Like most drugs, taking large doses of antidepressants can be dangerous and can also increase the likelihood of seizures. People abusing antidepressants increase their risk of overdosing.
- Mood Swings
- Loss of Coordination
- Flu-like Symptoms
- Muscle Spasms
Stimulants and Symptoms of Withdrawal
Stimulants are a class of drugs that enhance brain activity. Prescription stimulants were used historically to treat asthma, obesity, neurological disorders, and a variety of other ailments, before their potential for abuse and addiction became apparent.
Some Common Brand Names of Stimulants:
Signs of Stimulant Use:
- Intense Irritability
- Increased Hostility
- Irregular Heartbeat
- High Blood Pressure
- Unexplained Weight Loss
If a person addicted to stimulants quits using them, they will experience withdrawal symptoms as their brain has to relearn how to function on its own.
Withdrawal symptoms can be both physical and psychological in nature and are usually moderate to severe. The psychological withdrawal from stimulants can be especially severe, leading some former users to relapse; others may even become suicidal or violent. For this reason, stimulant users are advised to seek professional medical help when quitting the drugs.

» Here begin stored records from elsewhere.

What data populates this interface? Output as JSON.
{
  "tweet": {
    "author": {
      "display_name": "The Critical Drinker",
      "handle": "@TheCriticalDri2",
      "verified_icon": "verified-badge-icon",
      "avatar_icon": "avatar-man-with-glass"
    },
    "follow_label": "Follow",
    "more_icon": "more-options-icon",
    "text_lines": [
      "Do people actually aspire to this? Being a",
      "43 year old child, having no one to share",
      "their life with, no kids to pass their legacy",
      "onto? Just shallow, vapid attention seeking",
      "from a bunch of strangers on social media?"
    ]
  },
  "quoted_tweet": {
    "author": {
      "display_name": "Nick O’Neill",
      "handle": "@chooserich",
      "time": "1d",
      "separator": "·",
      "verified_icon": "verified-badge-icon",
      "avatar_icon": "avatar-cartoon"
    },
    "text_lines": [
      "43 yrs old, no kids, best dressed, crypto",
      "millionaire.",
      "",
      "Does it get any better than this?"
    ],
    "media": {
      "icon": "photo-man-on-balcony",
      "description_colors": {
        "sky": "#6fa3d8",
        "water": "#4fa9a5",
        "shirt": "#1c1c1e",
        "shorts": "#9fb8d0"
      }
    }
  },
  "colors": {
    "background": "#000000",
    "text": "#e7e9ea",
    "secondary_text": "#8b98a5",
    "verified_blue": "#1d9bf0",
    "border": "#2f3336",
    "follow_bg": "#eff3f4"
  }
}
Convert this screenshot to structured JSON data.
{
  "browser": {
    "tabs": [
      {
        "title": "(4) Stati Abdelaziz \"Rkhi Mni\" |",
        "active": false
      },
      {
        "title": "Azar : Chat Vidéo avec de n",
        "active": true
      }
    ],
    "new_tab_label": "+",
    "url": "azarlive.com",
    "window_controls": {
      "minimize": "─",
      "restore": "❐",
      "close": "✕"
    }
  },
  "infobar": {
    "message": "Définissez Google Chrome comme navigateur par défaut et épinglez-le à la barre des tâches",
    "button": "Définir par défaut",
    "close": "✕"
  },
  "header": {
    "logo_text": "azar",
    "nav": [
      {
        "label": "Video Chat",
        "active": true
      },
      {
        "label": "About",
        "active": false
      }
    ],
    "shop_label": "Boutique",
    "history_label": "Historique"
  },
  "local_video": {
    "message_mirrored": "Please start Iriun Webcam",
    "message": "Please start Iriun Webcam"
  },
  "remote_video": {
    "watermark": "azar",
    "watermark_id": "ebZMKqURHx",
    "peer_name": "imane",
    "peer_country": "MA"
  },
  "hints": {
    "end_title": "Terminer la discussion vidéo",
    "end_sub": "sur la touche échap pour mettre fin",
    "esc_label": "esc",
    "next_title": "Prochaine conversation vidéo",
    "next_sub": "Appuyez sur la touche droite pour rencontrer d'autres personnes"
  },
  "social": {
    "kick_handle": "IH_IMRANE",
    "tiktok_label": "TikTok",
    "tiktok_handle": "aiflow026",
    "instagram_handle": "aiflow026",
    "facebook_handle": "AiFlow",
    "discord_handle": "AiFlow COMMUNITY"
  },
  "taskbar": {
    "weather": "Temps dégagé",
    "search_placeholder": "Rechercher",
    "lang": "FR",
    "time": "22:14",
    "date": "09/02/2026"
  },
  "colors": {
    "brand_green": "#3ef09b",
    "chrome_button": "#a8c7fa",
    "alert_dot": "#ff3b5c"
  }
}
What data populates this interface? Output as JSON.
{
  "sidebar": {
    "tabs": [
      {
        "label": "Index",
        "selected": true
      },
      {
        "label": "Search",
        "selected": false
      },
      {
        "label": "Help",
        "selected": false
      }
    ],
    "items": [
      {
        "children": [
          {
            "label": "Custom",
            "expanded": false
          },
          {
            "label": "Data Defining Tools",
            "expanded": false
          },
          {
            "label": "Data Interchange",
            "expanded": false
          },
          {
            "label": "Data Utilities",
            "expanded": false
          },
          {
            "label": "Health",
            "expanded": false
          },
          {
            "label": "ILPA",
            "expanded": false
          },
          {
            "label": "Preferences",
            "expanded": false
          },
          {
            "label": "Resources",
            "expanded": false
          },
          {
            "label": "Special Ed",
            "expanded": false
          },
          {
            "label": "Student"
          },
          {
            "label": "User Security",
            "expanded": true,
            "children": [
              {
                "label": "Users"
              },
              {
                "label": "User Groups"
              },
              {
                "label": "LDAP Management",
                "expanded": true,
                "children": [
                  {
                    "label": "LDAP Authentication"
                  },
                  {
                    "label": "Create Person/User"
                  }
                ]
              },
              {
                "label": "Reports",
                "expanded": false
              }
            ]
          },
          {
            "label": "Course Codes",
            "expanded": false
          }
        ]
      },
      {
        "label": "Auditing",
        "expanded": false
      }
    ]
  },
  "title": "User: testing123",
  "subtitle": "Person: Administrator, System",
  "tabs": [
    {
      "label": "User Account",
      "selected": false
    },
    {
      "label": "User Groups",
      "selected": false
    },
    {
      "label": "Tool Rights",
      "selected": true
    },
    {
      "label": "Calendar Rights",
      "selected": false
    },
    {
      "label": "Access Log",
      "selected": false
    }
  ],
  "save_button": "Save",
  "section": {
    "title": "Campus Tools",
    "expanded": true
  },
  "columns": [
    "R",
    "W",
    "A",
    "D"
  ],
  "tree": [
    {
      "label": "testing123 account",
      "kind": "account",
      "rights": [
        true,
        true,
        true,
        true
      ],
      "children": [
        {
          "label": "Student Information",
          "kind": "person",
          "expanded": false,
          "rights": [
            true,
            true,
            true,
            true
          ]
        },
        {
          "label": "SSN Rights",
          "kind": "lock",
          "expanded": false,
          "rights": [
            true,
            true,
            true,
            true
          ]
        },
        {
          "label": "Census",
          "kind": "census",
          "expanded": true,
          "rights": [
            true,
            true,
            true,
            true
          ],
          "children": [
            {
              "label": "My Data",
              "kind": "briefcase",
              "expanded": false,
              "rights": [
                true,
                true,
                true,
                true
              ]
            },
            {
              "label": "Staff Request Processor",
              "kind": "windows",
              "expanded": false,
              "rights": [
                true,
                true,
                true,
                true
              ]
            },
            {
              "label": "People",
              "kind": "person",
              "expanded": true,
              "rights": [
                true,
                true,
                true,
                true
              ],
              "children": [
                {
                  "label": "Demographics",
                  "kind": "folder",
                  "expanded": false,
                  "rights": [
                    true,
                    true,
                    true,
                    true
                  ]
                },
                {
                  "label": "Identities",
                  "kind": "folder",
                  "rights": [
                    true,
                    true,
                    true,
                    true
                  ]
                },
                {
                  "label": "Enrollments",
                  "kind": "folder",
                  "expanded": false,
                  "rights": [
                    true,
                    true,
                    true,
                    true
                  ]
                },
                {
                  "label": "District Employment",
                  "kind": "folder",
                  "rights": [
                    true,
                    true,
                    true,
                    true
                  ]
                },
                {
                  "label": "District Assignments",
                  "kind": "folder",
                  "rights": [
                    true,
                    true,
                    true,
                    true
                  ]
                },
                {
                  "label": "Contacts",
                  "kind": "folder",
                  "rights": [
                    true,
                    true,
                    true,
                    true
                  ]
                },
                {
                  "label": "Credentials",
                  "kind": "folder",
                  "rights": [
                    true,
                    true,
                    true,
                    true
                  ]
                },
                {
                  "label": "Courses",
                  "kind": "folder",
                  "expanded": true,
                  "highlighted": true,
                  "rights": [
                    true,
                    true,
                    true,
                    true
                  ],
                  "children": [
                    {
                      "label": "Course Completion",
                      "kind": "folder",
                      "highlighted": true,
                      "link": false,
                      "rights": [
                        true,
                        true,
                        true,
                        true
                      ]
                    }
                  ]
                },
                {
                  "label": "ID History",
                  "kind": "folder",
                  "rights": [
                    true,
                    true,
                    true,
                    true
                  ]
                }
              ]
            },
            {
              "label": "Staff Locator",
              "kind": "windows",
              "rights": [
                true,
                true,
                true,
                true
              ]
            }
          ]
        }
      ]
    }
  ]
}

Withdrawal from stimulants is characterized by a dysphoric mood—feeling unhappy—and the presence of two or more of the following symptoms:
- Jittery Reactions
- Dulled Senses
- Slowed Speech
- Loss of Interest
- Slowed Movements
- Slow Heart Rate
- Increased Appetite
- Impaired Memory
- Weight Loss or Gaunt Appearance
- Insomnia or Hypersomnia
- Body Aches
- Drug Cravings
- Unpleasant Dreams
Generally, symptoms present within a few hours to several days after the last use of the drug. Most intense symptoms peak about a week in. Some psychological symptoms, like depression, can last for weeks or even months after quitting. Symptoms that persist after two weeks are considered post-acute withdrawal symptoms (PAWS). PAWS may include poor sleep, anxiety, depression, irritability/agitation, poor concentration, fatigue, and mood-swings. PAWS can last from 12-18 months depending on the individual; however, symptoms tend to decrease in severity as times goes by.
Sleep Medicines and Symptoms of Withdrawal
If you have trouble sleeping, drugs like zolpidem (Ambien), eszopiclone (Lunesta), and zaleplon (Sonata) can help you get the rest you need. But if you use them longer than your doctor suggests, you may become dependent and need them to sleep. Practicing sleep hygiene skills is the best way to deal with sleep problems.
Sleeping pill withdrawal symptoms can be intense. Users with multiple addictions and/or co-occurring mental health problems may also go through a more serious and complicated withdrawal process.
- Body Spasms
- Drug Cravings
- Increased Heart Rate
- Hand Tremors
Managing Symptoms in a Detox Facility
Detox from stimulants is safest and most successful under the supervision of medical professionals. New Outlook Detox will help to manage symptoms of withdrawal, making the whole process more bearable and efficient.